Forests are an important part of Finland. If you think of a typical Finnish landscape, the most dominating element in that view is forest. Perhaps it’s no surprise to hear that Finland is covered mostly by forests.
Forests are of course important to Finland’s economy, but they also have a huge impact Finns wellbeing, are necessary to nature’s diversity and help to fight against climate change. All in all, forests are a big part of Finland’s identity.
Finland is a Land of Forests
Finland has over 20 million hectares of land available for wood production. It means that forest areas cover more than 75 per cent of the Finland’s land area. This makes Finland the most forested country in Europe when comparing proportional forest areas.
Finnish forests represent about 10 per cent of all forest areas in Europe (excluding Russia). Finland is the eight largest country in Europe, but has fifth largest wood resources only behind Russia, France, Sweden and Germany.
Finland’s Wood Resources are Growing
Finland’s wood resources have been monitored since the 1920’s and nowadays situation looks better than ever before because Finland’s green resources are growing. In 2020 the total reduction in wood resources was approximately 83,5 million cubic metres.
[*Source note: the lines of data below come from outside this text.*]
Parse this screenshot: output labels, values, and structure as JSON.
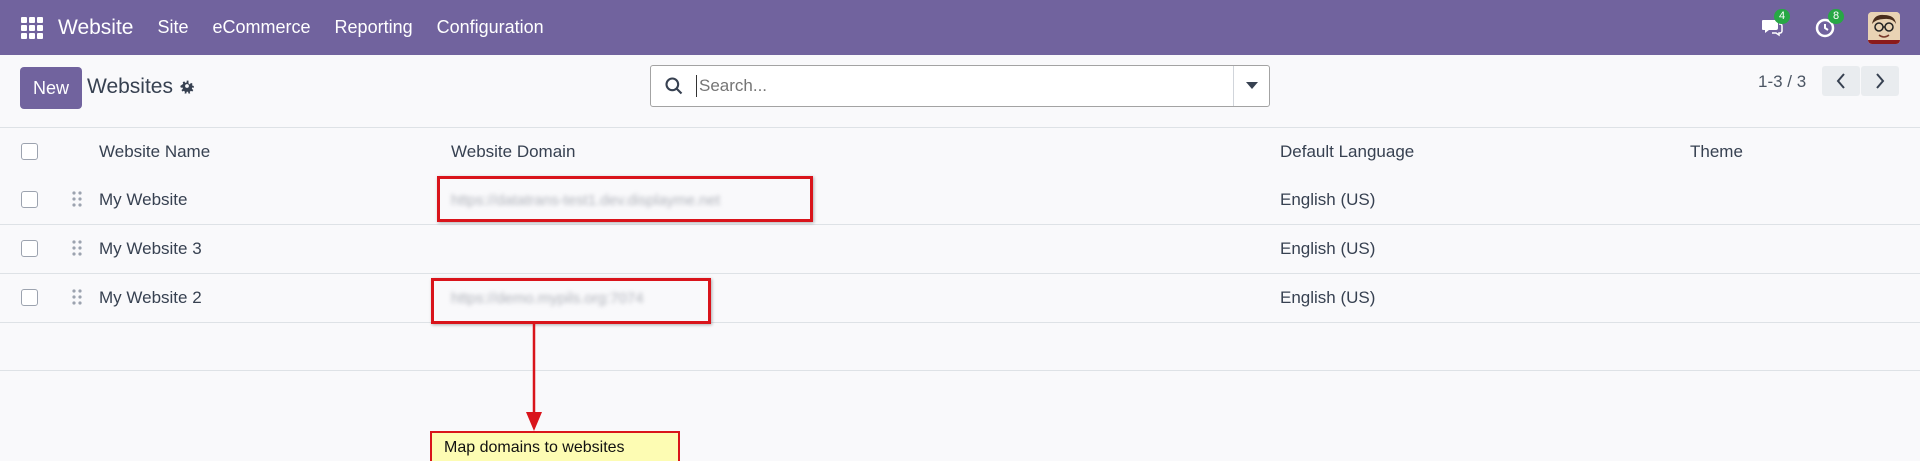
{
  "navbar": {
    "app_name": "Website",
    "menu": [
      "Site",
      "eCommerce",
      "Reporting",
      "Configuration"
    ],
    "messages_count": "4",
    "activities_count": "8",
    "background_color": "#71639e"
  },
  "control_panel": {
    "new_label": "New",
    "title": "Websites",
    "search_placeholder": "Search...",
    "pager": "1-3 / 3"
  },
  "table": {
    "columns": [
      "Website Name",
      "Website Domain",
      "Default Language",
      "Theme"
    ],
    "rows": [
      {
        "name": "My Website",
        "domain": "https://datatrans-test1.dev.displayme.net",
        "language": "English (US)",
        "theme": ""
      },
      {
        "name": "My Website 3",
        "domain": "",
        "language": "English (US)",
        "theme": ""
      },
      {
        "name": "My Website 2",
        "domain": "https://demo.mypils.org:7074",
        "language": "English (US)",
        "theme": ""
      }
    ]
  },
  "annotation": {
    "text": "Map domains to websites",
    "color": "#d9141b"
  }
}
This includes roundwood removals (about 69 million cubic metres), logging residues left in the forest and the old trees which died for natural causes. In 2020 the total annual growth of Finnish forests was approximately 108 million cubic metres. This means that the wood resources keep on growing.
This has been the case for the past decades. Today the growing stock volume in Finland’s forests is about 2.5 billion cubic meters. This is 1.7 times the growing stock volume first recorded in the 1920’s.
Protecting the Green Assets
Forest are so important to Finland, that forests must be protected. Almost three million hectares, about 12,6 per of the Finland’s forest area is protected or under restricted use. This is the highest share in Europe. And even though every forest area isn’t protected, the destruction of forest is still prohibited in Finland. If the trees are logged down, it’s the forest owner’s responsibility to make sure that the forest is being renewed.